Headed up by Nanci Adams, the two-hour classes take up to 22 students 21 years and older on a tour of natural hotspots around the Pajaro Valley.
“Getting a handle on area birdlife, whether local residents, vagrants or those on the migratory flyway—this class offers a window into this winged world,” Adams said.
The classes employ photos, bird sound recordings and a combination of classroom and field sessions. Students learn to build basic field skills, how to use a field guide, apps, binoculars and spotting scopes, and develop identification techniques. On top of learning to develop nature photography skills, students can also train to be docents for the Pajaro Valley High School Wetlands Center.
Adams and her group typically hit the trails around area sloughs.
“This includes Harkins Slough, Watsonville Slough, East and West Struve Sloughs, Struve and Upper Struve Slough,” she said. “We also go out to Pajaro Dunes and Moon Glow Dairy and Jetty Road in the Elkhorn Slough area. On Wednesday morning we saw a Pacific Loon in its breeding plumage from Jetty Road; that was an unusual sighting.”
Adams, who has been leading birding classes since 2009, said she recently added a Brown Bag Birding class, a lunch and bird walking tour.
“My mother was my inspiration for birding back in 1950 and into the ’60s in South Dakota,” Adams said. “I love this; I love getting people out there in nature. I ask people to turn off their cell phones, unplug and tune in to their natural surroundings. People are dealing with all kinds of health issues, some traumatic. It is wonderful to see people get out there, slow down and learn about birds and their world. Once they get interested in birding it is a win-win.”
Recent sightings include herons, burrowing owls, ruddy ducks, Anna’s hummingbirds, towhees, white-tailed kites and ospreys.
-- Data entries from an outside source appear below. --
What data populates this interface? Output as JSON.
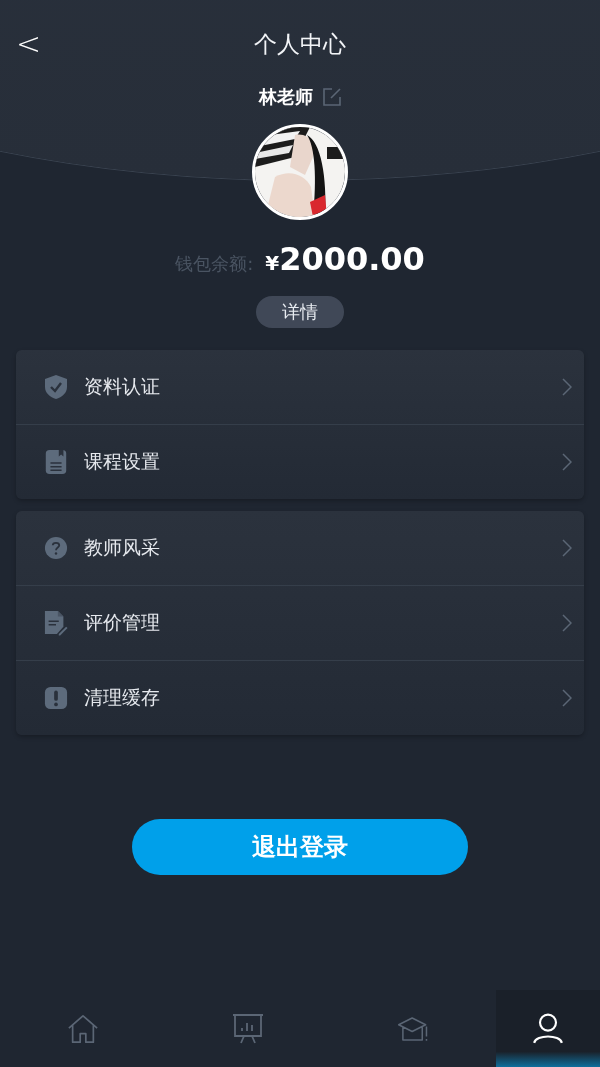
{
  "header": {
    "title": "个人中心",
    "back_icon": "<"
  },
  "profile": {
    "name": "林老师",
    "balance_label": "钱包余额:",
    "currency": "¥",
    "balance": "2000.00",
    "details_button": "详情"
  },
  "menu_groups": [
    {
      "items": [
        {
          "kind": "shield",
          "label": "资料认证"
        },
        {
          "kind": "document",
          "label": "课程设置"
        }
      ]
    },
    {
      "items": [
        {
          "kind": "question",
          "label": "教师风采"
        },
        {
          "kind": "edit",
          "label": "评价管理"
        },
        {
          "kind": "alert",
          "label": "清理缓存"
        }
      ]
    }
  ],
  "logout_button": "退出登录",
  "tab_bar": [
    {
      "kind": "home",
      "selected": false
    },
    {
      "kind": "chart",
      "selected": false
    },
    {
      "kind": "cap",
      "selected": false
    },
    {
      "kind": "user",
      "selected": true
    }
  ]
}
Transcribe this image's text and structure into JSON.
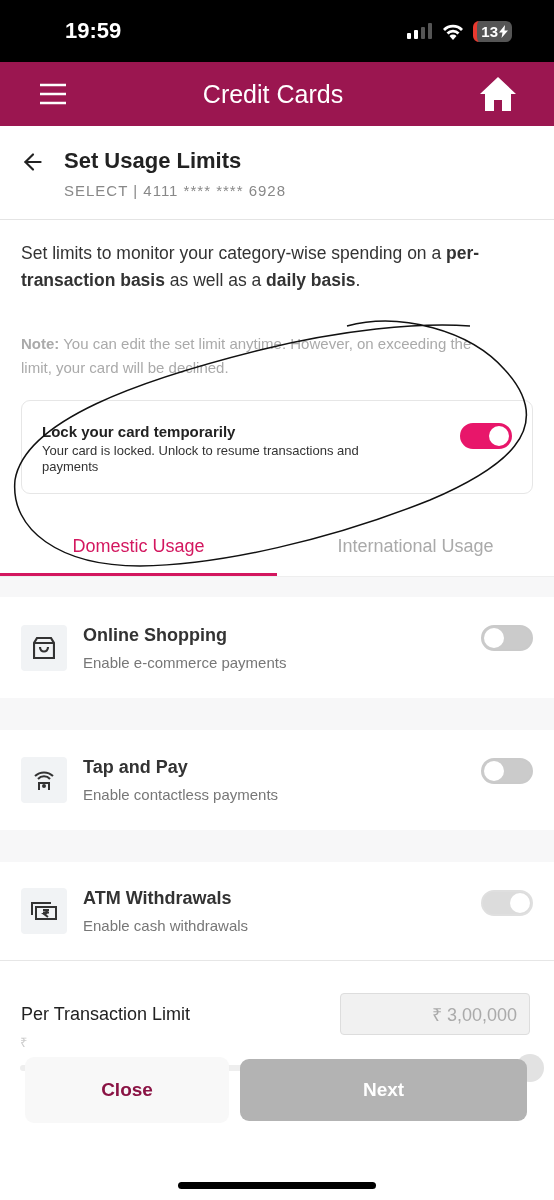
{
  "status_bar": {
    "time": "19:59",
    "battery": "13"
  },
  "header": {
    "title": "Credit Cards"
  },
  "page": {
    "title": "Set Usage Limits",
    "subtitle": "SELECT | 4111 **** **** 6928"
  },
  "intro": "Set limits to monitor your category-wise spending on a **per-transaction basis** as well as a **daily basis**.",
  "note": "**Note:** You can edit the set limit anytime. However, on exceeding the limit, your card will be declined.",
  "lock": {
    "title": "Lock your card temporarily",
    "description": "Your card is locked. Unlock to resume transactions and payments",
    "on": true
  },
  "tabs": [
    {
      "label": "Domestic Usage",
      "selected": true
    },
    {
      "label": "International Usage",
      "selected": false
    }
  ],
  "categories": [
    {
      "kind": "shopping",
      "title": "Online Shopping",
      "subtitle": "Enable e-commerce payments",
      "on": false,
      "disabled": false
    },
    {
      "kind": "contactless",
      "title": "Tap and Pay",
      "subtitle": "Enable contactless payments",
      "on": false,
      "disabled": false
    },
    {
      "kind": "cash",
      "title": "ATM Withdrawals",
      "subtitle": "Enable cash withdrawals",
      "on": true,
      "disabled": true
    }
  ],
  "limit": {
    "label": "Per Transaction Limit",
    "value": "₹ 3,00,000",
    "min_label": "₹",
    "level": 1
  },
  "buttons": {
    "close": "Close",
    "next": "Next",
    "next_disabled": true
  }
}
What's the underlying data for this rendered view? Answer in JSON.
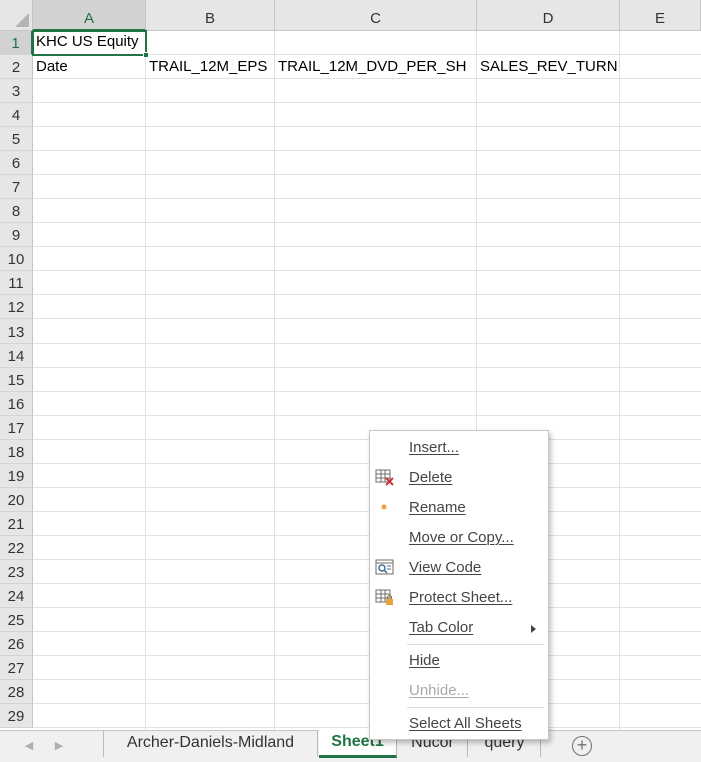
{
  "columns": [
    "A",
    "B",
    "C",
    "D",
    "E"
  ],
  "rows": [
    "1",
    "2",
    "3",
    "4",
    "5",
    "6",
    "7",
    "8",
    "9",
    "10",
    "11",
    "12",
    "13",
    "14",
    "15",
    "16",
    "17",
    "18",
    "19",
    "20",
    "21",
    "22",
    "23",
    "24",
    "25",
    "26",
    "27",
    "28",
    "29"
  ],
  "cells": {
    "a1": "KHC US Equity",
    "a2": "Date",
    "b2": "TRAIL_12M_EPS",
    "c2": "TRAIL_12M_DVD_PER_SH",
    "d2": "SALES_REV_TURN"
  },
  "sheet_tabs": [
    "Archer-Daniels-Midland",
    "Sheet1",
    "Nucor",
    "query"
  ],
  "active_tab": "Sheet1",
  "context_menu": {
    "items": [
      {
        "label": "Insert...",
        "icon": "none",
        "enabled": true
      },
      {
        "label": "Delete",
        "icon": "delete-sheet-icon",
        "enabled": true
      },
      {
        "label": "Rename",
        "icon": "rename-dot-icon",
        "enabled": true
      },
      {
        "label": "Move or Copy...",
        "icon": "none",
        "enabled": true
      },
      {
        "label": "View Code",
        "icon": "view-code-icon",
        "enabled": true
      },
      {
        "label": "Protect Sheet...",
        "icon": "protect-sheet-icon",
        "enabled": true
      },
      {
        "label": "Tab Color",
        "icon": "none",
        "enabled": true,
        "submenu": true
      },
      {
        "label": "Hide",
        "icon": "none",
        "enabled": true
      },
      {
        "label": "Unhide...",
        "icon": "none",
        "enabled": false
      },
      {
        "label": "Select All Sheets",
        "icon": "none",
        "enabled": true
      }
    ]
  },
  "colors": {
    "accent": "#217346",
    "header_bg": "#e6e6e6",
    "gridline": "#e1e1e1"
  }
}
“One of the most exciting birds we spotted was a nesting green heron in Upper Struve Slough,” Adams said. “Now is their breeding season and their legs are bright orange. One thing I love about these classes are the returnees: I’ve had some students that have been coming back almost from the beginning since 2009. Covid made a lot of difference. But we’re still out here.”